"As Rise St. James and as the residents of St. James have said repeatedly, St. James is full, and nothing shows it more clearly than this facility that needs to be shut down now," said Anne Rolfes, director of the Louisiana Bucket Brigade. "You can't handle what you got, don't bring in any more."

Gail Leboeuf, a Convent resident who grew up near the pile, said she watched the plant being built and watched the pile rise higher and higher through the years.

And it could possibly go higher: Louisiana Department of Environmental Quality permit records show the company has in years past asked to bring the waste pile along La. 3125 and La. 3214 to a maximum of 300 feet high for the long term.

"This is not right. This should not be going on," Leboeuf said. "It's time for all of this to stop, this shenanigans. We know it's Louisiana, good, old-fashioned Louisiana shenanigans," Leboeuf said.

Mosaic, meanwhile, is planning to build up another, lower section of the nearly 960-acre pile to match the 200-foot height of the section containing the endangered lake. Those plans would allow the company to continue its production for another decade, but company officials have acknowledged the current emergency will force a re-evaluation of the waste pile's operations.

The waste pile is made up of phosphogypsum, a byproduct of Mosaic's production of phosphoric acid. The white powdery waste material, which can harden with time, has trace radioactivity and other contaminants and has had limited ability to be reused.

The activists, who called themselves the "Louisiana No Name Coalition," also sent letters to President Donald Trump, Gov. John Bel Edwards and top environmental officials Tuesday demanding the shutdown. 

In a statement, the company emphasized its commitment to the environment and workplace safety, adding it has no plans to stop producing fertilizer that helps feed the world. 

Closing Mosaic's Uncle Sam plant, company officials said, could affect the jobs of the 400 people employed there and at the Faustina plant also in St. James Parish, as well as slowing the removal of the process water pressing down on the slipping gypsum wall. 

"You'd exacerbate the water management situation," said Russell Schweiss, Mosaic vice president of mine permitting and land management.

In addition to efforts to drain the lake, the plant's production of phosphoric acid also consumes 1,100 gallons of water from the lake for every ton of acid created.
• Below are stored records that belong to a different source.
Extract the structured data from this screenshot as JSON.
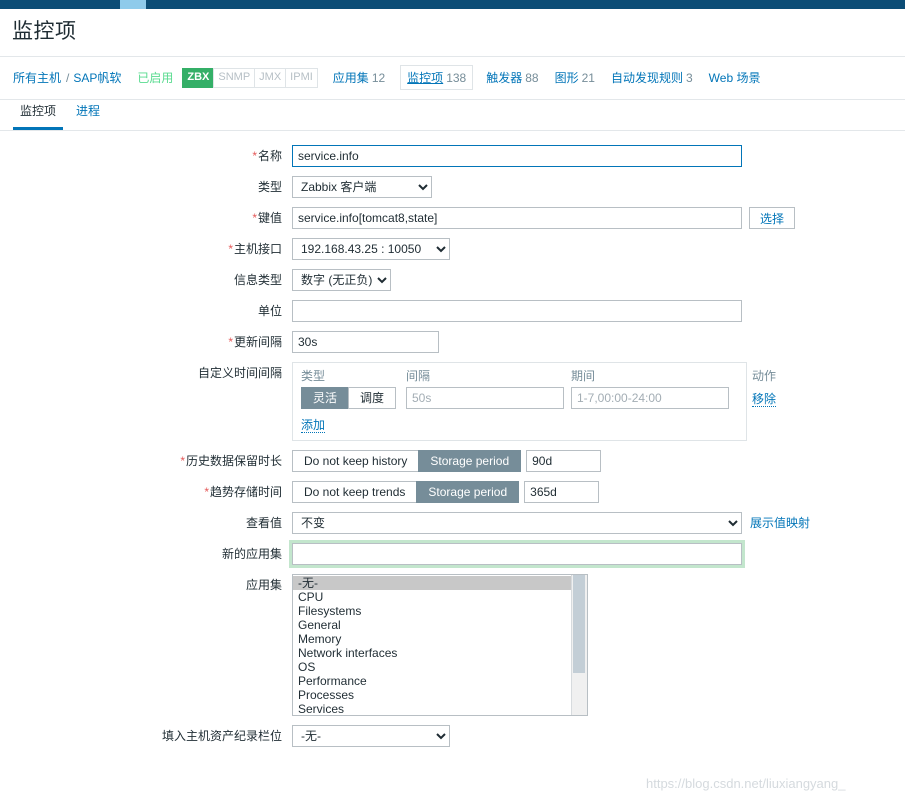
{
  "page": {
    "title": "监控项"
  },
  "breadcrumb": {
    "all_hosts": "所有主机",
    "separator": "/",
    "host": "SAP帆软",
    "status": "已启用",
    "protocols": [
      {
        "label": "ZBX",
        "active": true
      },
      {
        "label": "SNMP",
        "active": false
      },
      {
        "label": "JMX",
        "active": false
      },
      {
        "label": "IPMI",
        "active": false
      }
    ],
    "tabs": [
      {
        "label": "应用集",
        "count": "12",
        "selected": false
      },
      {
        "label": "监控项",
        "count": "138",
        "selected": true
      },
      {
        "label": "触发器",
        "count": "88",
        "selected": false
      },
      {
        "label": "图形",
        "count": "21",
        "selected": false
      },
      {
        "label": "自动发现规则",
        "count": "3",
        "selected": false
      },
      {
        "label": "Web 场景",
        "count": "",
        "selected": false
      }
    ]
  },
  "object_tabs": [
    {
      "label": "监控项",
      "active": true
    },
    {
      "label": "进程",
      "active": false
    }
  ],
  "form": {
    "name": {
      "label": "名称",
      "required": true,
      "value": "service.info"
    },
    "type": {
      "label": "类型",
      "required": false,
      "value": "Zabbix 客户端",
      "options": [
        "Zabbix 客户端"
      ]
    },
    "key": {
      "label": "键值",
      "required": true,
      "value": "service.info[tomcat8,state]",
      "select_button": "选择"
    },
    "host_interface": {
      "label": "主机接口",
      "required": true,
      "value": "192.168.43.25 : 10050",
      "options": [
        "192.168.43.25 : 10050"
      ]
    },
    "value_type": {
      "label": "信息类型",
      "required": false,
      "value": "数字 (无正负)",
      "options": [
        "数字 (无正负)"
      ]
    },
    "units": {
      "label": "单位",
      "required": false,
      "value": ""
    },
    "update_interval": {
      "label": "更新间隔",
      "required": true,
      "value": "30s"
    },
    "custom_intervals": {
      "label": "自定义时间间隔",
      "headers": {
        "type": "类型",
        "interval": "间隔",
        "period": "期间",
        "action": "动作"
      },
      "rows": [
        {
          "type_flexible": "灵活",
          "type_scheduling": "调度",
          "type_selected": "灵活",
          "interval_value": "",
          "interval_placeholder": "50s",
          "period_value": "",
          "period_placeholder": "1-7,00:00-24:00",
          "remove_label": "移除"
        }
      ],
      "add_label": "添加"
    },
    "history": {
      "label": "历史数据保留时长",
      "required": true,
      "option_off": "Do not keep history",
      "option_on": "Storage period",
      "selected": "Storage period",
      "value": "90d"
    },
    "trends": {
      "label": "趋势存储时间",
      "required": true,
      "option_off": "Do not keep trends",
      "option_on": "Storage period",
      "selected": "Storage period",
      "value": "365d"
    },
    "show_value": {
      "label": "查看值",
      "required": false,
      "value": "不变",
      "options": [
        "不变"
      ],
      "link": "展示值映射"
    },
    "new_application": {
      "label": "新的应用集",
      "required": false,
      "value": ""
    },
    "applications": {
      "label": "应用集",
      "options": [
        {
          "label": "-无-",
          "selected": true
        },
        {
          "label": "CPU",
          "selected": false
        },
        {
          "label": "Filesystems",
          "selected": false
        },
        {
          "label": "General",
          "selected": false
        },
        {
          "label": "Memory",
          "selected": false
        },
        {
          "label": "Network interfaces",
          "selected": false
        },
        {
          "label": "OS",
          "selected": false
        },
        {
          "label": "Performance",
          "selected": false
        },
        {
          "label": "Processes",
          "selected": false
        },
        {
          "label": "Services",
          "selected": false
        }
      ]
    },
    "inventory_field": {
      "label": "填入主机资产纪录栏位",
      "required": false,
      "value": "-无-",
      "options": [
        "-无-"
      ]
    }
  },
  "watermark": "https://blog.csdn.net/liuxiangyang_",
  "colors": {
    "topbar": "#0c4d76",
    "topbar_marker": "#8fcbeb",
    "link": "#0275b8",
    "enabled_green": "#59db8f",
    "badge_green": "#34af67",
    "segment_selected": "#768d99",
    "required_red": "#e45959"
  }
}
The reason the lake at the top of the waste pile even exists, company officials have said, is that it is an integral part of the acid's production loop. The lake and other ponds collect needed rainfall for the plant and also cool used process water returning from the plant. Yet, with each ton of acid created, that process also continues to add more gypsum to the waste pile.

DEQ officials have said a release of the lake water could threaten Blind River and the freshwater swamps that surround it. But on Wednesday, they noted Mosaic is trying to seal off and buttress a large cane field adjacent to the slipping north wall in case the field is needed to contain escaping water. 

Follow David J. Mitchell on Twitter, @NewsieDave.